● Aim of the exercise
Every record below is to be retyped exactly, with the pictures left out.

+++ Study material +++

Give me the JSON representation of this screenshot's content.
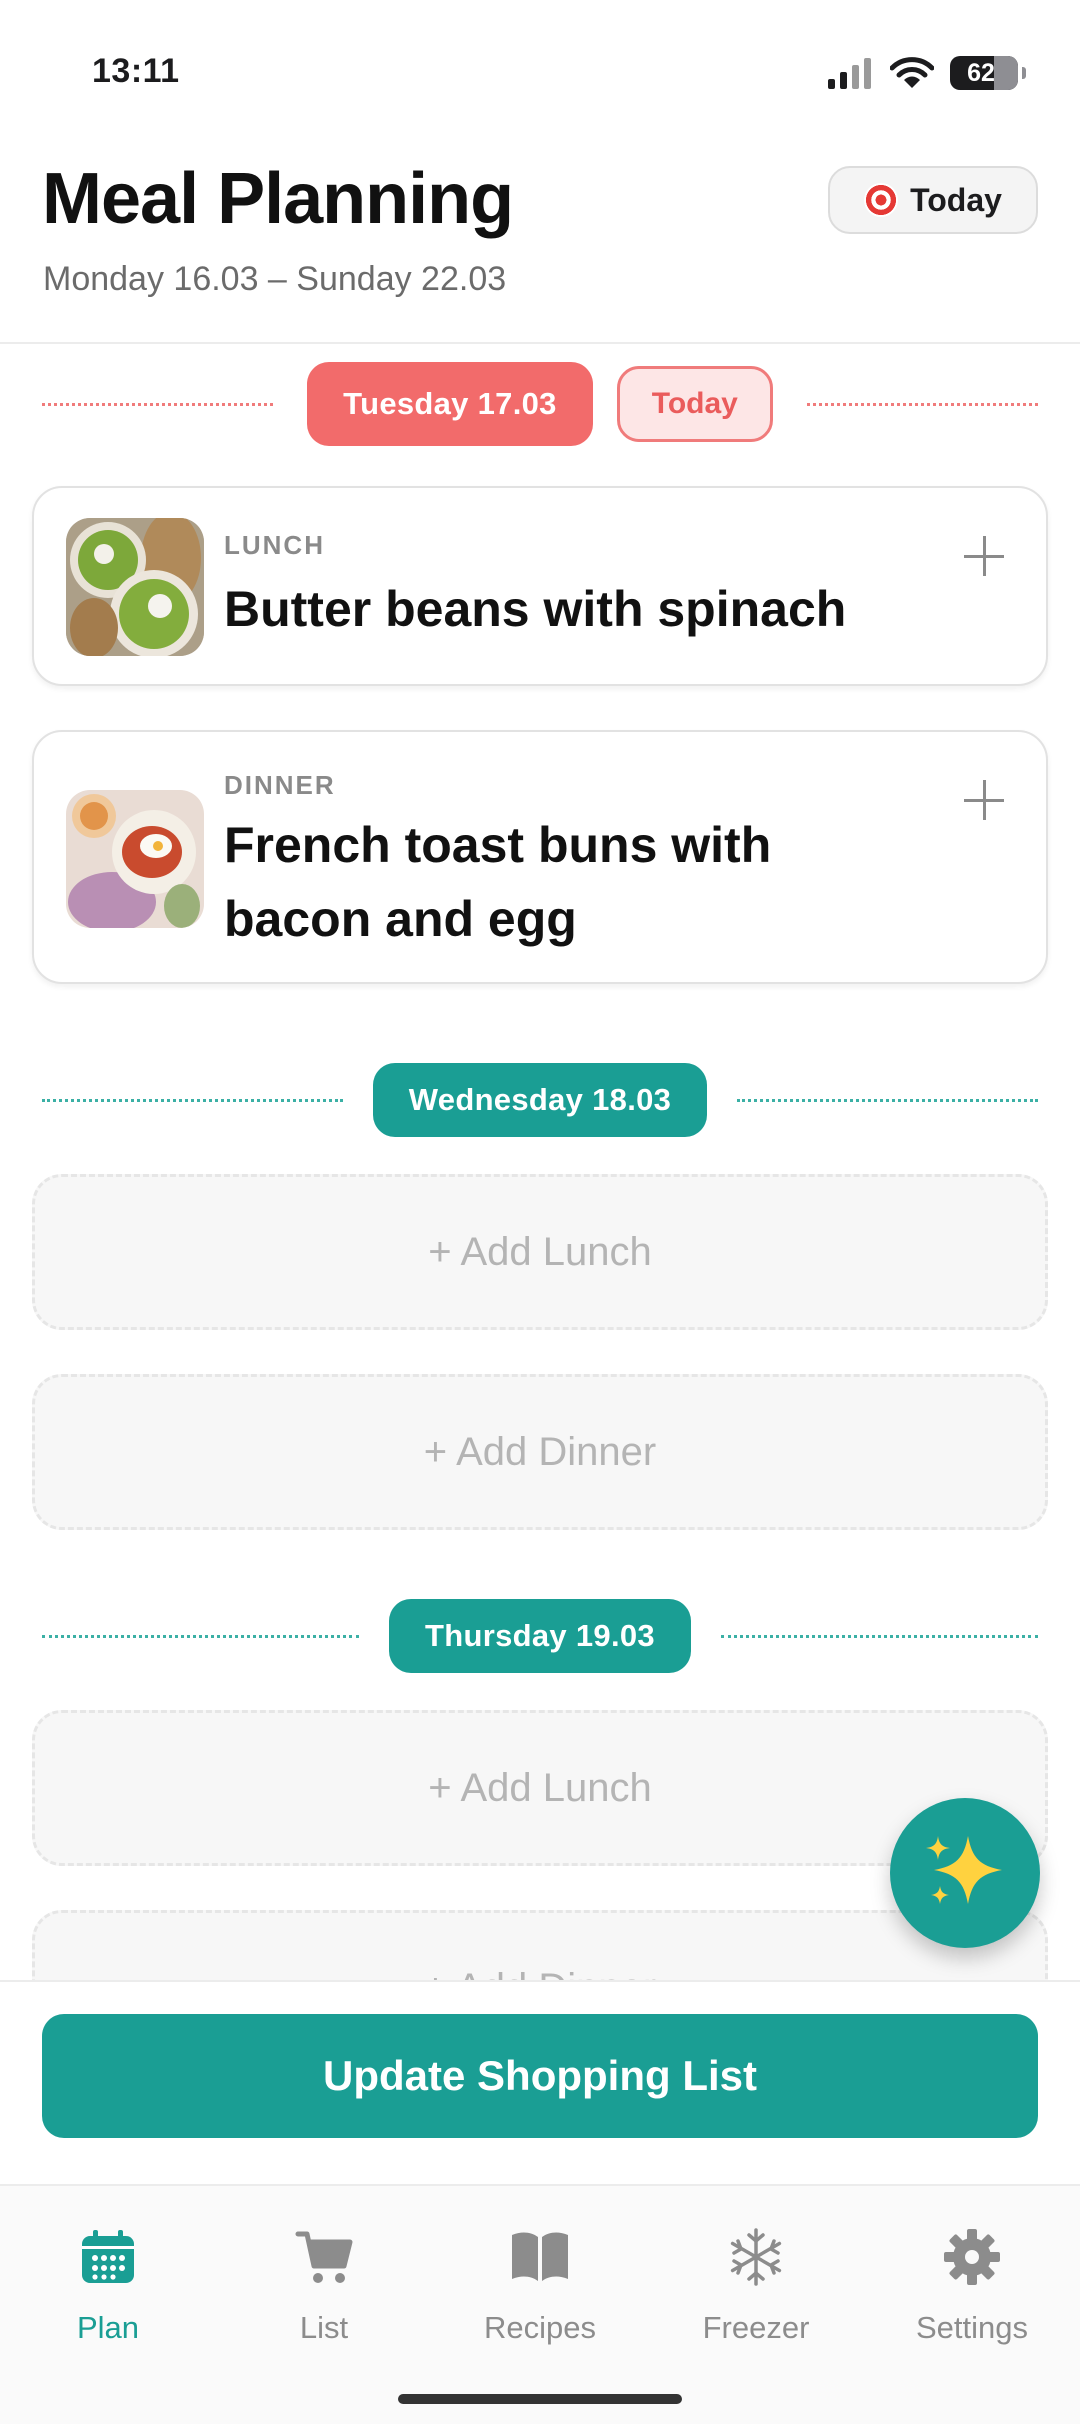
{
  "status": {
    "time": "13:11",
    "battery": "62"
  },
  "header": {
    "title": "Meal Planning",
    "week_range": "Monday 16.03 – Sunday 22.03",
    "today_button": "Today"
  },
  "days": [
    {
      "label": "Tuesday 17.03",
      "today_tag": "Today",
      "meals": [
        {
          "type": "LUNCH",
          "name": "Butter beans with spinach"
        },
        {
          "type": "DINNER",
          "name": "French toast buns with bacon and egg"
        }
      ]
    },
    {
      "label": "Wednesday 18.03",
      "slots": [
        "+ Add Lunch",
        "+ Add Dinner"
      ]
    },
    {
      "label": "Thursday 19.03",
      "slots": [
        "+ Add Lunch",
        "+ Add Dinner"
      ]
    }
  ],
  "fab_icon": "sparkles-icon",
  "action": {
    "update_button": "Update Shopping List"
  },
  "tabs": [
    {
      "label": "Plan",
      "icon": "calendar-icon",
      "active": true
    },
    {
      "label": "List",
      "icon": "cart-icon",
      "active": false
    },
    {
      "label": "Recipes",
      "icon": "book-icon",
      "active": false
    },
    {
      "label": "Freezer",
      "icon": "snowflake-icon",
      "active": false
    },
    {
      "label": "Settings",
      "icon": "gear-icon",
      "active": false
    }
  ],
  "colors": {
    "accent": "#1a9e94",
    "today": "#f26b6b"
  }
}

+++

● Solution
Give me the JSON representation of this screenshot's content.
{
  "status": {
    "time": "13:11",
    "battery": "62"
  },
  "header": {
    "title": "Meal Planning",
    "week_range": "Monday 16.03 – Sunday 22.03",
    "today_button": "Today"
  },
  "days": [
    {
      "label": "Tuesday 17.03",
      "today_tag": "Today",
      "meals": [
        {
          "type": "LUNCH",
          "name": "Butter beans with spinach"
        },
        {
          "type": "DINNER",
          "name": "French toast buns with bacon and egg"
        }
      ]
    },
    {
      "label": "Wednesday 18.03",
      "slots": [
        "+ Add Lunch",
        "+ Add Dinner"
      ]
    },
    {
      "label": "Thursday 19.03",
      "slots": [
        "+ Add Lunch",
        "+ Add Dinner"
      ]
    }
  ],
  "fab_icon": "sparkles-icon",
  "action": {
    "update_button": "Update Shopping List"
  },
  "tabs": [
    {
      "label": "Plan",
      "icon": "calendar-icon",
      "active": true
    },
    {
      "label": "List",
      "icon": "cart-icon",
      "active": false
    },
    {
      "label": "Recipes",
      "icon": "book-icon",
      "active": false
    },
    {
      "label": "Freezer",
      "icon": "snowflake-icon",
      "active": false
    },
    {
      "label": "Settings",
      "icon": "gear-icon",
      "active": false
    }
  ],
  "colors": {
    "accent": "#1a9e94",
    "today": "#f26b6b"
  }
}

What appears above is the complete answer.